12 Next, Malek argues that the district court exceeded its equitable authority in approving a 13 distribution plan that effectively liquidated the receivership estate. First, there is some merit to 14 Coleman's argument that Malek did not object to the district court's authority on this ground below, 15 and thus forfeited the argument on appeal. Neither Malek nor Harris Kay, former counsel to eight 16 Commodity Fund investors who sought to intervene in this matter below, objected to the Plan on the 17 ground that it exceeded the district court's equitable authority by effecting a liquidation, despite 18 multiple submissions and opportunities to address the court. Cf. SEC v. Forex Asset Mgmt. LLC, 19 242 F.3d 325, 332 (5th Cir. 2001) ("[Appellants] . . . did not raise this argument in the district court 20 when they objected to the distribution plan, and therefore this argument is forfeited."). In response, 21 Malek relies on extensive briefing provided to the district court by dozens of interested parties, some 22 of whom did object on this ground, as well as the district court's admonitions, addressing objectors' 5 1 oral statements in opposition to the Distribution Plan, that arguments ought not be repeated.
2 Whether or not Malek forfeited this argument, however, we find that the district court did not abuse 3 its equitable discretion in approving the Distribution Plan, despite its effective liquidation of the 4 receivership estate.

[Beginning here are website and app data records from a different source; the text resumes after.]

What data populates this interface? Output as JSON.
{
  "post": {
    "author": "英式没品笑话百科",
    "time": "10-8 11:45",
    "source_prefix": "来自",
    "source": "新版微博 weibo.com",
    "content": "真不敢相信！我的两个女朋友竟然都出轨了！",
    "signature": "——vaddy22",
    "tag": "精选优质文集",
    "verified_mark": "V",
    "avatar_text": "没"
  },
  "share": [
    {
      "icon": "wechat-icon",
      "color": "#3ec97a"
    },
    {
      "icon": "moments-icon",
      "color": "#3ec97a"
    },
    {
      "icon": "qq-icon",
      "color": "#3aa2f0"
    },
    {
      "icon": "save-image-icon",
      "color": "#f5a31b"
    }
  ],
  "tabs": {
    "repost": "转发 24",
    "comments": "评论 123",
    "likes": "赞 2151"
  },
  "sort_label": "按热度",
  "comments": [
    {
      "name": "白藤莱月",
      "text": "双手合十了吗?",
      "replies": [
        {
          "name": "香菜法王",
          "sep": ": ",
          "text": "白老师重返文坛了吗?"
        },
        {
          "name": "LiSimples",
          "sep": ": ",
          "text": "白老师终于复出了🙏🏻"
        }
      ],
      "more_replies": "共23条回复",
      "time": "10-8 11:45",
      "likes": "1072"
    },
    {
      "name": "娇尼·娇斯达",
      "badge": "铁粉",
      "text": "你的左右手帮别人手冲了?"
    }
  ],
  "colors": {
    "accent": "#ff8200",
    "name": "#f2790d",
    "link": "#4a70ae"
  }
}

5 First, Malek's argument that the Plan, in liquidating the assets of the receivership, "exceeds 6 the intent of the SEC and of the District Court," Appellant's Br. 28, is contradicted by the express 7 language of the court's order appointing the Receiver, which authorized the Receiver, after notice 8 to all parties and creditors and approval by the court, to sell receivership assets. J.A. 654. In any 9 event, to the extent that Malek questions the court's intent to authorize the Receiver to liquidate the 10 estate, we reject that challenge because the court made its intent clear when it expressly approved 11 the Receiver's Plan to liquidate the estate. ...